By Michael Obel-Omia
Last Monday morning, campers settled into their seats in Amherst College’s “Red Room” to enjoy pearls of wisdom from the scintillating author, Da Chen. Having grown up in the deep south of China, running barefoot in muddy fields and riding the backs of water buffaloes, Mr. Chen shared jewels from his treasure trove of knowledge concerning his humble beginnings and his present efforts to stay humble and to connect meaningfully with people.
Mr. Chen lived in a tiny, remote Fujian village that featured ancient wells swimming with snakes and kerosene lanterns hissing with dim light. In spite of these challenges, his grandfather’s disgraced status during the communist political persecution, his family being beaten, and his father’s internment in a reform camp, Mr. Chen chose hope over despair, chose life over death.
A chance encounter with a Baptist professor, who taught him English and helped him imagine a world of possibilities, encouraged his excelling in college at Beijing Languages and Culture University. His stellar work there enabled him to stay on as a professor of English after graduating top in his class. He determined to reach America, arriving at age 23 with $30 in his pocket, a bamboo flute, and a steely determination to find his path and realize his dreams. He attended Columbia University School of Law on a full scholarship, and upon graduating, worked for the Wall Street investment banking firm of Rothschilds, Inc. After several successful years there, he left to pursue his dream of writing.
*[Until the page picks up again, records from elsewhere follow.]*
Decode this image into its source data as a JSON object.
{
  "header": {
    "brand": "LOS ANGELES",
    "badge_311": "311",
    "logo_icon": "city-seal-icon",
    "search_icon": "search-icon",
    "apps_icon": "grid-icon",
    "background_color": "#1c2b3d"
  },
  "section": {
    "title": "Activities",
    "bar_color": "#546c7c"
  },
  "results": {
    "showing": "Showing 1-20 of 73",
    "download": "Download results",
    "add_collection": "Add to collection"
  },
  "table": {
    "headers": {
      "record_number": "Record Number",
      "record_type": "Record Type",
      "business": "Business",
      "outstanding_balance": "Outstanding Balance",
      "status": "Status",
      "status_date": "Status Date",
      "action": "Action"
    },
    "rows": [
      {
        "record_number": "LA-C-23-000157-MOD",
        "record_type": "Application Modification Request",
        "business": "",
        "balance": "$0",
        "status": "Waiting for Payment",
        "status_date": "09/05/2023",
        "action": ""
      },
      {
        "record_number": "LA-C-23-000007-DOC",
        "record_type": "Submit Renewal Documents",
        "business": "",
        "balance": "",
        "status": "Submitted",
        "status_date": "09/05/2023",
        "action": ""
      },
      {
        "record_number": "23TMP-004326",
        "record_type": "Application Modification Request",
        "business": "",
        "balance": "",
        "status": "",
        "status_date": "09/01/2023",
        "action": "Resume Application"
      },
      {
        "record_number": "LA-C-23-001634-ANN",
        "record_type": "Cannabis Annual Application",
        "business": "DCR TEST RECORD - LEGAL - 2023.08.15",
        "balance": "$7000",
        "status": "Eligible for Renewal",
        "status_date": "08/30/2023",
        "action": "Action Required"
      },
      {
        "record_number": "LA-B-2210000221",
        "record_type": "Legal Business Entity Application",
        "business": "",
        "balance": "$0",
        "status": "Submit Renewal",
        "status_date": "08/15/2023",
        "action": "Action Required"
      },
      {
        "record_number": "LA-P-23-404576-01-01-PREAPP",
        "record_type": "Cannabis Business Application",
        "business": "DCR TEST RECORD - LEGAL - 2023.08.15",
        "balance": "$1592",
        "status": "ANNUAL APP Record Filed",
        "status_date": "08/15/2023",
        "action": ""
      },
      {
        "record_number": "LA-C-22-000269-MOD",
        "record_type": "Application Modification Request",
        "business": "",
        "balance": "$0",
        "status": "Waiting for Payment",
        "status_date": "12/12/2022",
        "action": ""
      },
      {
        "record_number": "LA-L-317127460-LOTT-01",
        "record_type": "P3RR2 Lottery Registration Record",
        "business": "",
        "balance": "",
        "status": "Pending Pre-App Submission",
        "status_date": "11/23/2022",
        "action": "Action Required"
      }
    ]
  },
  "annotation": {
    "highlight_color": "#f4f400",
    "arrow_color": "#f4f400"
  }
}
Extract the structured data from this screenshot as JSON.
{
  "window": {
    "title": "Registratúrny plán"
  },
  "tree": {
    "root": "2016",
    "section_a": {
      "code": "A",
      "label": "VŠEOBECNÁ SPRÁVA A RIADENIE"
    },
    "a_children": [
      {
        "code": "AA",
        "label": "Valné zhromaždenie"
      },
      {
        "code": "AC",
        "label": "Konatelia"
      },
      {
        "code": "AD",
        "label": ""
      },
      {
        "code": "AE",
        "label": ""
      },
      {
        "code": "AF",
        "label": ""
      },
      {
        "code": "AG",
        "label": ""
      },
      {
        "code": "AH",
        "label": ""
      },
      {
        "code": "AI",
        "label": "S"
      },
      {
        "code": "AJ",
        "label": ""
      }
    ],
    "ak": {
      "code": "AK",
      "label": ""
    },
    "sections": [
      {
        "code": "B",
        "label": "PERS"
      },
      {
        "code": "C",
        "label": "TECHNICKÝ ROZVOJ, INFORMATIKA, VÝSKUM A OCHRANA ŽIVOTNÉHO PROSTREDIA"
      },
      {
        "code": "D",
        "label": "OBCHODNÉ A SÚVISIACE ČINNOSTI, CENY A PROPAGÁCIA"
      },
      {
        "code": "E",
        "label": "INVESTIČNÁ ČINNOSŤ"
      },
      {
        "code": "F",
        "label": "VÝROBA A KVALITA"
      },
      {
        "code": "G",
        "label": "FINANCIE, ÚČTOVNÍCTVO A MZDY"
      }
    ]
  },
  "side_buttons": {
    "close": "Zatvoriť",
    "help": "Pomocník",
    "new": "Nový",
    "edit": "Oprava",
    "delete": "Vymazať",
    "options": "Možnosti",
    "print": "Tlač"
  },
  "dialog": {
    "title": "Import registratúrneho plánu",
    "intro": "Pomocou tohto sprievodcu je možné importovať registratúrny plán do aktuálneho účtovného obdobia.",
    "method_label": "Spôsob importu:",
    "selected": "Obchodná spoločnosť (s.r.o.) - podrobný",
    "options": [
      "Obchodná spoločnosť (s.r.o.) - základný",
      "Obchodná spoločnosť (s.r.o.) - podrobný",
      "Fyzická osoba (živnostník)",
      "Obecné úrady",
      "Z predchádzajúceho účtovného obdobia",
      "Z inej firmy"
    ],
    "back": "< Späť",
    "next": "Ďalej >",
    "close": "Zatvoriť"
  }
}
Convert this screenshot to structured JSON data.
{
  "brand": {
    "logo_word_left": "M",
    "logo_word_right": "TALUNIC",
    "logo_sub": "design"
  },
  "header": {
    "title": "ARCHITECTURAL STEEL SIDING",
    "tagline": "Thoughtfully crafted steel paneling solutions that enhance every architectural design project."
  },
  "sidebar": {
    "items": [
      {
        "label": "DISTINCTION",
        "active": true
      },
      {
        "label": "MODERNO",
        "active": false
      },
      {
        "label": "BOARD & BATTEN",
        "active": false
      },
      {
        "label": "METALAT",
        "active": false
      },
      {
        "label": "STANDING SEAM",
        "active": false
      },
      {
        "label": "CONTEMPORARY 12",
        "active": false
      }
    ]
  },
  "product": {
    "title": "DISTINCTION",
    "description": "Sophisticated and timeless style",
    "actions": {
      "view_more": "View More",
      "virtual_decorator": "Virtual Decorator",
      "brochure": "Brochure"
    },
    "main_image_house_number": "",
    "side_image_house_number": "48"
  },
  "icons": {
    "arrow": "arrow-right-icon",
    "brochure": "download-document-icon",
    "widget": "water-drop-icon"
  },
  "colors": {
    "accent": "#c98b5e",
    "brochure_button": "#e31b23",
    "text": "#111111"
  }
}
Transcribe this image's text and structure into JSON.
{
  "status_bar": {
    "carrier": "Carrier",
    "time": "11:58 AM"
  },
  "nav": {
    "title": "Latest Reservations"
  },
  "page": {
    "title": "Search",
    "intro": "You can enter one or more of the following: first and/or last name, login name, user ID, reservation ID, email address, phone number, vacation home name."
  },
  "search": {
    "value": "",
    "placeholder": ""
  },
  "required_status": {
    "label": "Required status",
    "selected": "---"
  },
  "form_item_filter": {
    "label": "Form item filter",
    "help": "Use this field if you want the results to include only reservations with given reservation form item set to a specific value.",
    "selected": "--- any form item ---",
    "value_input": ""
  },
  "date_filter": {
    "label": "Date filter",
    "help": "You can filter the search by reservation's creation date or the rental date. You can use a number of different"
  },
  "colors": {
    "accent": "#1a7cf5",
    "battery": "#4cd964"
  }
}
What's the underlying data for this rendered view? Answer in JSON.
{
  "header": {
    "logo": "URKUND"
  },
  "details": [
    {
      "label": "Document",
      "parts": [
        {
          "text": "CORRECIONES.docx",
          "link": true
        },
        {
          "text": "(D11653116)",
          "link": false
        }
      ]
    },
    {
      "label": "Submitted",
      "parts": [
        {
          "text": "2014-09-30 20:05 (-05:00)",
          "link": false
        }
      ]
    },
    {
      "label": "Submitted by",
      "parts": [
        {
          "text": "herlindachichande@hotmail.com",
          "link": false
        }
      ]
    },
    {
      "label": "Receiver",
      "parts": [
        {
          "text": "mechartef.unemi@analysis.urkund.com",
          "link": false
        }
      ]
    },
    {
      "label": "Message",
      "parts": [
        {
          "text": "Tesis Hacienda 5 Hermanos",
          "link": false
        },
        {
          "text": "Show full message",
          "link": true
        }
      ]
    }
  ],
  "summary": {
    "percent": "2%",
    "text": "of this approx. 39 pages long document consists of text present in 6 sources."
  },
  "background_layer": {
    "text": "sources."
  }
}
With us, this supremely talented man opened by reminding us that we are “all just words,” before sharing the gift of song: he played a tune that his father taught him on his bamboo flute. He remarked that it is our responsibility as humans to share a gift wherever we go. His desire to play for us stemmed from his desire not only to share one of his manifold gifts, but also to connect to his father and “give him immortality through the music.” He then told humorous stories about camels and their ability to be, always, ironic, before sharing the secret of good essay writing: “An essay is not a chronicle of one’s life, but an emotional plea.
The elements of a good essay: the essayist must have and express his voice, and the voice must make an emotional pleas by both expressing one’s highest dreams and one’s worst nightmares.” Doing so, expressing both the ecstasy and the agony, we show how complete a human we are, how capable and how vulnerable we truly are: that is what readers what to know, and that is what draws in readers–knowing and sharing in one’s humanity.
Da Chen focused mainly on college essay writing for the students, sharing the structure of a good essay–I want to do this, this is how I’ll do it, and when this happens, greatness–but also, and more important, he reminded the students to share their pain and their losses: “You will say to the reader, despite these losses and pains, I still dream these impossibly big dreams–and I will succeed.”
“We are,” according to Da Chen, “all just stories, and every story is the story of love, every journey is toward love.” As we write, we learn our purpose in life, which is to fulfill our talent. When queried as to how to share a talent when we don’t yet know how gifts, he told the rapt audience, “Then share the gift of good intentions.”
Da Chen spent the lion’s share of the afternoon conducting master classes on creative writing before joining the assembled group again for an evening lecture by Jan Constantine, General Counsel of the Authors Guild. He concluded his visit at dinner sharing his intense love of and respect for Great Books, marveling at the talent of the students and the care of the adults.